The Nelson campaign distanced itself from the objections, which it said that it had not authorized.
“The lawyer who was present was not someone we had authorized to make such an objection. Noncitizens cannot vote in U.S. elections," Marc Elias, recount attorney for the Nelson campaign, said in a statement. The Gillum campaign did not respond to a request for comment.
A Nelson spokesperson tersely dismissed Scott's legal efforts on Thursday: “The goal here is to see that all the votes in Florida are counted and counted accurately. Rick Scott’s action appears to be politically motivated and borne out of desperation.”
And Nelson and Florida Democrats filed their own lawsuit this weekend, asserting that the state's process for rejecting provisional and mail-in ballots "based on signature mismatch is done without any consistent standard or relevant expertise."
Snipes, the Broward County election superviser who has held her office since 2003, is no stranger to controversy. Earlier this year, Scott's administration said it was monitoring her office after a judge ruled in May the county broke federal law by destroying ballots in Rep. Debbie Wasserman Schultz's 2016 Democratic primary race against Tim Canova, Politico reported.
Snipes claimed the issue had been "blown out of proportion."
In August, a judge sided with the Florida GOP in its challenge of how the county handled absentee ballots. Republicans claimed Snipes' office was opening ballots in private, preventing people from challenging if they were properly cast, according to Politico.
And then in 2016, Broward County violated the law when it posted early voting results online before polls even closed, the Miami Herald reported.
The error was made by a young employee of an outside company hired by the county to tally the election results and a lawsuit against Snipes' office over the incident was "unsuccessful," according to the Miami Herald. Snipes also won a lawsuit that same year after being challenged for leaving off an amendment regarding medical marijuana on some mail-in ballots.
In 2004, her office had to scramble to send out new absentee ballots after it said some 58,000 voters did not receive them despite requesting them, the Sun-Sentinel reported at the time.
Broward is not the only county in Scott's legal crosshairs. In a parallel suit against Palm Beach County, Scott and the NRSC charge that the election supervisor there illegally used her own judgment to determine voter intent when reviewing damaged or incorrectly filled-out absentee ballots, while refusing to allow impartial witnesses to monitor the process.
Scott's complaint against Palm Beach County Supervisor of Elections Susan Bucher alleges first that officials there illegally refused to allow Republicans, or any witnesses, to monitor the county's handling of damaged absentee ballots.
At the end of the process, Scott said he is confident he will prevail.
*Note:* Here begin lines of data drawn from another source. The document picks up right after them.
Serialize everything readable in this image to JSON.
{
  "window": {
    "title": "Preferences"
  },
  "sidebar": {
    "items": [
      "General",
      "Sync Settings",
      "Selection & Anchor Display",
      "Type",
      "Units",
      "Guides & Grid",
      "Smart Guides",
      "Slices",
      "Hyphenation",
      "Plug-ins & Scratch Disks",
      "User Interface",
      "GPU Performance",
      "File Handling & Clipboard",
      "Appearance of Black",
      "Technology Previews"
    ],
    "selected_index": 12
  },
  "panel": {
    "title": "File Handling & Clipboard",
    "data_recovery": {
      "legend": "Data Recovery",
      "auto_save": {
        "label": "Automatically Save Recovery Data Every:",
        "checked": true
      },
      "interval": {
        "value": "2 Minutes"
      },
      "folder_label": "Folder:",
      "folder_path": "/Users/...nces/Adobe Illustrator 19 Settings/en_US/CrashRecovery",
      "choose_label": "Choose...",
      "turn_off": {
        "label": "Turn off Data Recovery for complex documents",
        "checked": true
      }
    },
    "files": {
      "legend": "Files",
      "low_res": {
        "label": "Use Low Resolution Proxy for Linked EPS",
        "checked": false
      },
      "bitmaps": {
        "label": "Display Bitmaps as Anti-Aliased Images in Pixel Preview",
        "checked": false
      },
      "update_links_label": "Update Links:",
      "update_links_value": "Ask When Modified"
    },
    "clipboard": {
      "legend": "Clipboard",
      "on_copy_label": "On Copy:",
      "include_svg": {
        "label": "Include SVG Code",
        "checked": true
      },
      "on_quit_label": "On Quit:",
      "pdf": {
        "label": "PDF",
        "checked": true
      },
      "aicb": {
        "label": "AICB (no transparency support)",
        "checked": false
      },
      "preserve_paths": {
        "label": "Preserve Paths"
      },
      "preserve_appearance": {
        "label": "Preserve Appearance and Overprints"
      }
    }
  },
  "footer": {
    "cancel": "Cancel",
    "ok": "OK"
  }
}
"I haven’t decided where I’m going to be this week," Scott said, when asked whether he would attend a planned GOP photo-op for incoming senators. "We are going to watch this machine recount process, so I figure that out in the next few days. I look forward to going to D.C. and being the Florida senator."
Fox News' Adam Shaw, Kaitlyn Schallhorn, and Alex Pappas contributed to this report.